Telling everyone who needs to know that a booking occurred
Up until this point, we have been looking at scenarios where a number of services are invoked in sequence with the output of one service becoming the input of the next service in the sequence. This works well when the result of a service invocation only needs to be consumed once; however, it is common that more than one consumer may be interested in receiving certain messages. In our current version of the channel configuration, bookings that have been successfully billed and have been recorded by the seat availability service pass directly into a queue for email confirmation. In reality, this information would be of interest to a number of services within our application and systems within the enterprise such as Customer Relationship Management systems, which track customer purchases to better target promotions, as well as finance systems monitoring the financial health of the enterprise as a whole.

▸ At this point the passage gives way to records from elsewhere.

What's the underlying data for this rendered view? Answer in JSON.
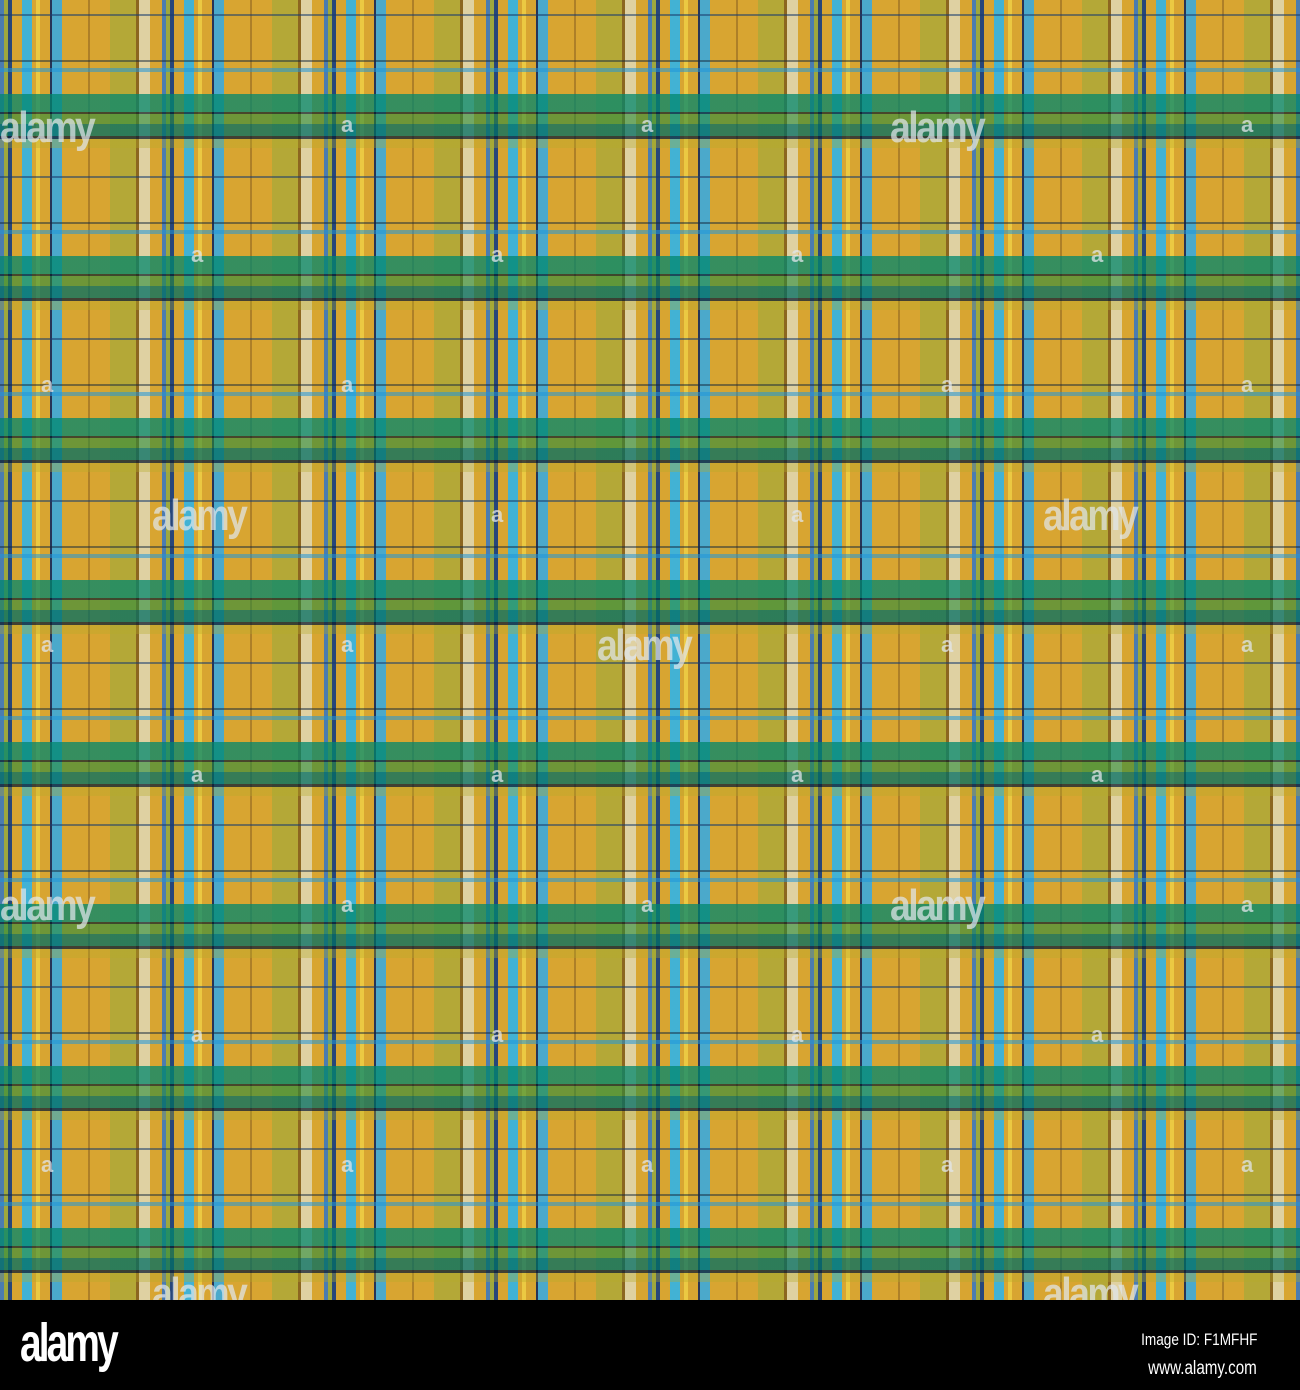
{
  "image": {
    "subject": "plaid-pattern",
    "colors": {
      "gold": "#d8a531",
      "teal": "#00876e",
      "sky_blue": "#32b4e6",
      "navy": "#142a5a",
      "olive": "#96aa3c"
    },
    "watermark_text": "alamy",
    "watermark_small": "a"
  },
  "footer": {
    "logo": "alamy",
    "image_id": "Image ID: F1MFHF",
    "url": "www.alamy.com"
  }
}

In order to allow the delivery of the same message to more than one consumer, we will introduce a publish/subscribe channel after the availability check. The publish/subscribe channel provides one-to-many semantics rather than one-to-one semantics provided by most channel implementations. This can be particularly useful when we want the flexibility to easily add consumers to the configuration. If the name of the publish/subscribe channel is known, that is all that is required for the configuration of additional consumers, with no changes to the core application configuration.

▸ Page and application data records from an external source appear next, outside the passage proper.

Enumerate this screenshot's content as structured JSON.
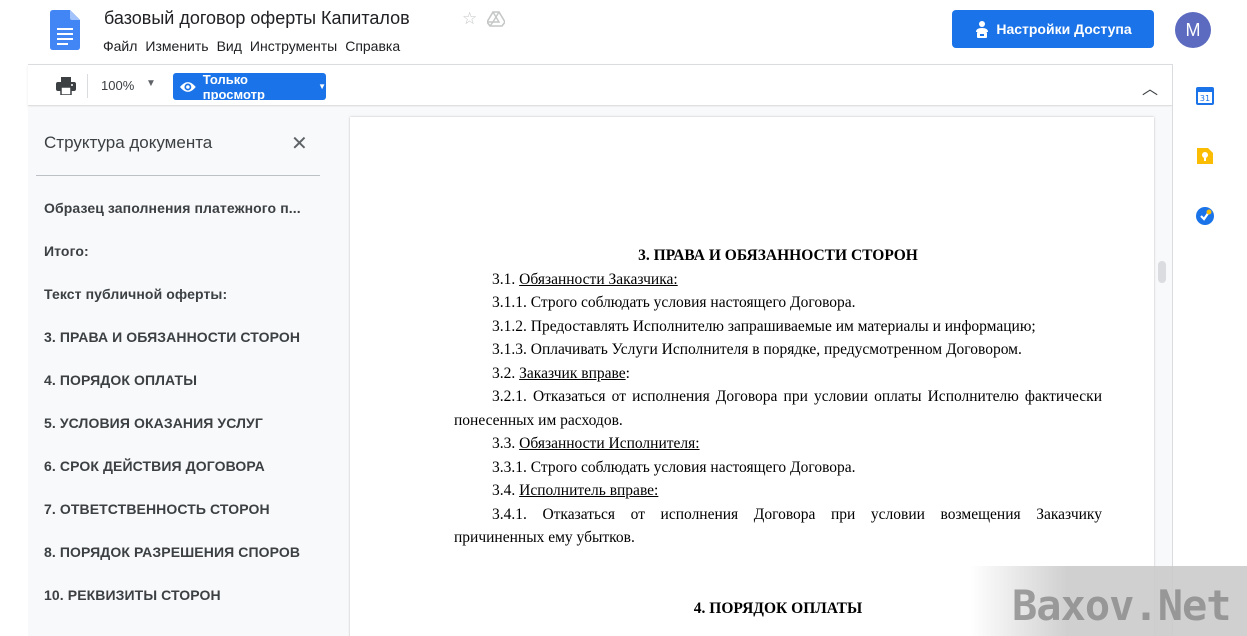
{
  "header": {
    "title": "базовый договор оферты Капиталов",
    "menu": [
      "Файл",
      "Изменить",
      "Вид",
      "Инструменты",
      "Справка"
    ],
    "share_label": "Настройки Доступа",
    "avatar_letter": "M",
    "star_icon": "star-icon",
    "drive_icon": "drive-icon"
  },
  "toolbar": {
    "zoom": "100%",
    "view_mode": "Только просмотр"
  },
  "outline": {
    "title": "Структура документа",
    "items": [
      "Образец заполнения платежного п...",
      "Итого:",
      "Текст публичной оферты:",
      "3. ПРАВА И ОБЯЗАННОСТИ СТОРОН",
      "4. ПОРЯДОК ОПЛАТЫ",
      "5. УСЛОВИЯ ОКАЗАНИЯ УСЛУГ",
      "6. СРОК ДЕЙСТВИЯ ДОГОВОРА",
      "7. ОТВЕТСТВЕННОСТЬ СТОРОН",
      "8. ПОРЯДОК РАЗРЕШЕНИЯ СПОРОВ",
      "10. РЕКВИЗИТЫ СТОРОН"
    ]
  },
  "document": {
    "heading3": "3. ПРАВА И ОБЯЗАННОСТИ СТОРОН",
    "p31_num": "3.1. ",
    "p31_u": "Обязанности Заказчика:",
    "p311": "3.1.1. Строго соблюдать условия настоящего Договора.",
    "p312": "3.1.2. Предоставлять Исполнителю запрашиваемые им материалы и информацию;",
    "p313": "3.1.3. Оплачивать Услуги Исполнителя в порядке, предусмотренном Договором.",
    "p32_num": "3.2. ",
    "p32_u": "Заказчик вправе",
    "p32_tail": ":",
    "p321": "3.2.1. Отказаться от исполнения Договора при условии оплаты Исполнителю фактически понесенных им расходов.",
    "p33_num": "3.3. ",
    "p33_u": "Обязанности Исполнителя:",
    "p331": "3.3.1. Строго соблюдать условия настоящего Договора.",
    "p34_num": "3.4. ",
    "p34_u": "Исполнитель вправе:",
    "p341": "3.4.1. Отказаться от исполнения Договора при условии возмещения Заказчику причиненных ему убытков.",
    "heading4": "4. ПОРЯДОК ОПЛАТЫ"
  },
  "watermark": "Baxov.Net"
}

The publish/subscribe channel does not in itself support queuing, although it does support asynchronous operation. This can be done by providing a task executor, which is then used to deliver messages to each of the subscribers in separate threads. This may, however, still block the main thread sending the message on the channel where the task executor is configured to use the caller thread or block the caller thread where the underlying thread pool is exhausted.
In order to ensure that a backlog in sending email confirmations does not block either the sender thread or the entire thread pool for the task executor, we can connect the new pub/sub channel to the existing email confirmation queue by means of a bridge. The bridge is an EIP pattern that supports the connection of two channels. So, this will allow the pub/sub channel to deliver to the queue and then have the thread return immediately.
Now that we have made it possible to connect one producer with multiple consumers by the means of a publish/subscribe channel, let’s get to the last challenge and emerge victoriously with our drastically improved application: what if “first come, first served” isn’t always right?
Some customers are more equal than others
In order to ensure that the airline’s direct customers have the best possible user experience, we said we wanted to prioritise the processing of their requests to allow us to render the response as quickly as possible. Using a comparator that prioritises direct customers over indirect, we can modify the first channel to be a priority queue. This will cause the framework to instantiate an instance of PriorityChannel, which creates a queue that is able to prioritise the order in which the messages are received. In this case, we are providing an instance of class implementing Comparator<Message<?>>.
What you just saw is an example of applying different types of channels for solving the different requirements with which the application has challenged us. We started with the defaults and, as we worked through the example, we replaced several channel definitions with the ones that are most suitable for each particular situation encountered. What’s most important is that every type of channel has its own justification, and what may be recommendable in one particular use case may not be something you want to use somewhere else. We illustrated the decision process with the criteria that we find the most relevant in every case.